Could you write out the line containing "Parse this screenshot: output" and all the lines below it in the data, exactly, through the final one and nothing else?

## Entries provided
▼
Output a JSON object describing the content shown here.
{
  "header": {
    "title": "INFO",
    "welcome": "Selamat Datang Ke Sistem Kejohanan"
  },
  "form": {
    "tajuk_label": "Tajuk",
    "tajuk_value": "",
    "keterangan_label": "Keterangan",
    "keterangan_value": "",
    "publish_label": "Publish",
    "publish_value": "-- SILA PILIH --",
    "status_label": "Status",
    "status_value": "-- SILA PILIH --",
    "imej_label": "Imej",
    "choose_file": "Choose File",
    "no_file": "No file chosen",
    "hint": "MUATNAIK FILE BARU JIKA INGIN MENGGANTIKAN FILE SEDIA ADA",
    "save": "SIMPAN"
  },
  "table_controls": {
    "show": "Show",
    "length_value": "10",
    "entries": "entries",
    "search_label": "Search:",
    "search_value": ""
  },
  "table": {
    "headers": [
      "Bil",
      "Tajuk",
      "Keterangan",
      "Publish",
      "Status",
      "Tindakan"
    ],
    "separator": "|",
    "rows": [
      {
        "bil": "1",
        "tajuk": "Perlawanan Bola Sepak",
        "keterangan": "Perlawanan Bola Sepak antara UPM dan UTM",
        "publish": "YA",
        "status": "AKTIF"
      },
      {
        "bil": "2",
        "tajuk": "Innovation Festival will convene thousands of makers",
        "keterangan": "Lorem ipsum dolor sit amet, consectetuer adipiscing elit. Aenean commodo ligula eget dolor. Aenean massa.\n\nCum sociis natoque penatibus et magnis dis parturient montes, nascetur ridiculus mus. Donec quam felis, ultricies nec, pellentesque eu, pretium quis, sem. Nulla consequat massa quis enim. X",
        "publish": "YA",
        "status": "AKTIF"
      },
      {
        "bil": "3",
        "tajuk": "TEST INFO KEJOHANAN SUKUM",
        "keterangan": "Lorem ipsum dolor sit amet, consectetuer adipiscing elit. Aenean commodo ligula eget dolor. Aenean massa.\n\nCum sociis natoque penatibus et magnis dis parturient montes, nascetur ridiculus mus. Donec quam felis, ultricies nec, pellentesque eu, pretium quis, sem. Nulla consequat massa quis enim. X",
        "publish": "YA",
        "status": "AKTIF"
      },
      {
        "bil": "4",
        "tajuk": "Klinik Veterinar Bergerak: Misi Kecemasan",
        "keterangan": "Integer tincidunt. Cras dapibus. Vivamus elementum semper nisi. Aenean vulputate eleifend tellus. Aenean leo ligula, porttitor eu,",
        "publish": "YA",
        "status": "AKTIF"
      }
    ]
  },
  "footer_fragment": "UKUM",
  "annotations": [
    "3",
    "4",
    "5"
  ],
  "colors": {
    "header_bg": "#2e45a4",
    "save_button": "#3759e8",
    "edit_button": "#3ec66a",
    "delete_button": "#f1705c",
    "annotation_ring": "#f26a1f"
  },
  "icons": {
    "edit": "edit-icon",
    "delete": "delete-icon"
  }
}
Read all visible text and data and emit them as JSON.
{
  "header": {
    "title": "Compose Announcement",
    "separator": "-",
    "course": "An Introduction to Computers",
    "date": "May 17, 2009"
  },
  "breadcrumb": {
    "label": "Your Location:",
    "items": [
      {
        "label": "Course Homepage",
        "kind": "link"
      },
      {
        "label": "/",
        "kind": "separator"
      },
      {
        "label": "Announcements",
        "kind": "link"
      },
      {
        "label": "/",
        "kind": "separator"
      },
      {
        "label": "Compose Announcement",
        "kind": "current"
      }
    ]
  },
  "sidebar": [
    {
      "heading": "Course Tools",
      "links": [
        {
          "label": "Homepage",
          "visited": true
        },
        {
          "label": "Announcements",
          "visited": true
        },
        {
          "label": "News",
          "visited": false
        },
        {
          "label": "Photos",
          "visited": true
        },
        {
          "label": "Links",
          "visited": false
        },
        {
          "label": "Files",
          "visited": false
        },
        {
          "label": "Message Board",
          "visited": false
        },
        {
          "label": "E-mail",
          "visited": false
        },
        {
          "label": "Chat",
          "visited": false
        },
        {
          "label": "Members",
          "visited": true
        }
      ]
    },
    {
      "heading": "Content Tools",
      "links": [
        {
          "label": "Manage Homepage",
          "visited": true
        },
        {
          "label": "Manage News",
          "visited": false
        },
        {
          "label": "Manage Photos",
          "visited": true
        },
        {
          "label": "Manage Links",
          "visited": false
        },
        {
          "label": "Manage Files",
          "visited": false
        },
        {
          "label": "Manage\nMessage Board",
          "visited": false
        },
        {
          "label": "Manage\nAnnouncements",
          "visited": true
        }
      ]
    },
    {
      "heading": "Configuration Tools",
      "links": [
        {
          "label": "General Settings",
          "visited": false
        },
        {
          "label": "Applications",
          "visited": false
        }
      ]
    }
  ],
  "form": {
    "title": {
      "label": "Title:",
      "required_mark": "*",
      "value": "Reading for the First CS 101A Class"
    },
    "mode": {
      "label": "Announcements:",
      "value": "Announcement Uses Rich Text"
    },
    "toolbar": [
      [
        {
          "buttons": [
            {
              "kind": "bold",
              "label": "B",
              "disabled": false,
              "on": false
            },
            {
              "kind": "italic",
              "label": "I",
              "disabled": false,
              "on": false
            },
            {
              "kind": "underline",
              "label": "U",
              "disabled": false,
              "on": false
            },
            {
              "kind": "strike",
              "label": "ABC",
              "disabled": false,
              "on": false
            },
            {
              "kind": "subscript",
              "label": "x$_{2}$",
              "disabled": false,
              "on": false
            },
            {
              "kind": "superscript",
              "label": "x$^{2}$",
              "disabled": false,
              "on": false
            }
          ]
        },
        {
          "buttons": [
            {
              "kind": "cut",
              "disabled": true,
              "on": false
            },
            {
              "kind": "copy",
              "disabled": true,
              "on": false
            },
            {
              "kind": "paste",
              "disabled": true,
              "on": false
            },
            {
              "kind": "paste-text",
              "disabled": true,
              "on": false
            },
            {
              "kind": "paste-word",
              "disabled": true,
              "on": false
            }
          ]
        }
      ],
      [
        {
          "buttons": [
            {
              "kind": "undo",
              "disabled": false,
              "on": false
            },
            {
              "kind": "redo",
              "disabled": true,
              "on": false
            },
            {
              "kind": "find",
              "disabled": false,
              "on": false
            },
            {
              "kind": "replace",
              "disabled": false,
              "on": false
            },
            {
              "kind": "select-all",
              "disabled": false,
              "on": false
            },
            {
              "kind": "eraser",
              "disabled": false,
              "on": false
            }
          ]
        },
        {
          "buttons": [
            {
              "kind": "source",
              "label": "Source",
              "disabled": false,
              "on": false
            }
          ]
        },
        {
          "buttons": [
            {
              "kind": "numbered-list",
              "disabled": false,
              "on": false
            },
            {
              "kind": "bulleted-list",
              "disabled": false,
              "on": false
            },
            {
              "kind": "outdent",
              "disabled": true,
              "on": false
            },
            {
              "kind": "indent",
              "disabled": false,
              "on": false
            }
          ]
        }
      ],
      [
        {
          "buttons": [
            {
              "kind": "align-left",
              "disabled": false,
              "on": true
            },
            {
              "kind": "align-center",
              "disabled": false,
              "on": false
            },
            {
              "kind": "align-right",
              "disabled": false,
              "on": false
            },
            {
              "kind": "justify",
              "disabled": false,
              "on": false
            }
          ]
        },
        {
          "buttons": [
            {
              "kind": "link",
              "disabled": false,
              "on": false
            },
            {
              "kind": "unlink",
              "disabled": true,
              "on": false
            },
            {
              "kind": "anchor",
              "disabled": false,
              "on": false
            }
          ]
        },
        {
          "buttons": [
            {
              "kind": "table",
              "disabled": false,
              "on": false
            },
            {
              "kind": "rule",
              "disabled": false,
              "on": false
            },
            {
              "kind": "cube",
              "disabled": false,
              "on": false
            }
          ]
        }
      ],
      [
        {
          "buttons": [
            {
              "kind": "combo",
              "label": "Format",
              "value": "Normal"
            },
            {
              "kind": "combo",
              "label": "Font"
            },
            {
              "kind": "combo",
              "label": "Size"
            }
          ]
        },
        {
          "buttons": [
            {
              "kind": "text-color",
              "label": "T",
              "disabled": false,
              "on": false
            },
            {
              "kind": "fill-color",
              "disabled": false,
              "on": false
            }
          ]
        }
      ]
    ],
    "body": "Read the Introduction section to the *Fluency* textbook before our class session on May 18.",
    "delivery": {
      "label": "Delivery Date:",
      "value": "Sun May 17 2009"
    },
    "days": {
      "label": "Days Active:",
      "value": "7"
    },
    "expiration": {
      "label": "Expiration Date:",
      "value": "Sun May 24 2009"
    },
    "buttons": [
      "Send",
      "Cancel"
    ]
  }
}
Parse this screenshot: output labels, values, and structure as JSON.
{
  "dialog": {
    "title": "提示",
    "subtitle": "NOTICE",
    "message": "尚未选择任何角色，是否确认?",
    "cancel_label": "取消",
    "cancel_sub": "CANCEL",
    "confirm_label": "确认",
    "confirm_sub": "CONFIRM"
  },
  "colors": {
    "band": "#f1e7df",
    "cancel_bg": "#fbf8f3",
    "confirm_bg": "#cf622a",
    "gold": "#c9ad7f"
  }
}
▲
## Result below
Parse this screenshot: output labels, values, and structure as JSON.
{
  "dialog": {
    "title": "提示",
    "subtitle": "NOTICE",
    "message": "尚未选择任何角色，是否确认?",
    "cancel_label": "取消",
    "cancel_sub": "CANCEL",
    "confirm_label": "确认",
    "confirm_sub": "CONFIRM"
  },
  "colors": {
    "band": "#f1e7df",
    "cancel_bg": "#fbf8f3",
    "confirm_bg": "#cf622a",
    "gold": "#c9ad7f"
  }
}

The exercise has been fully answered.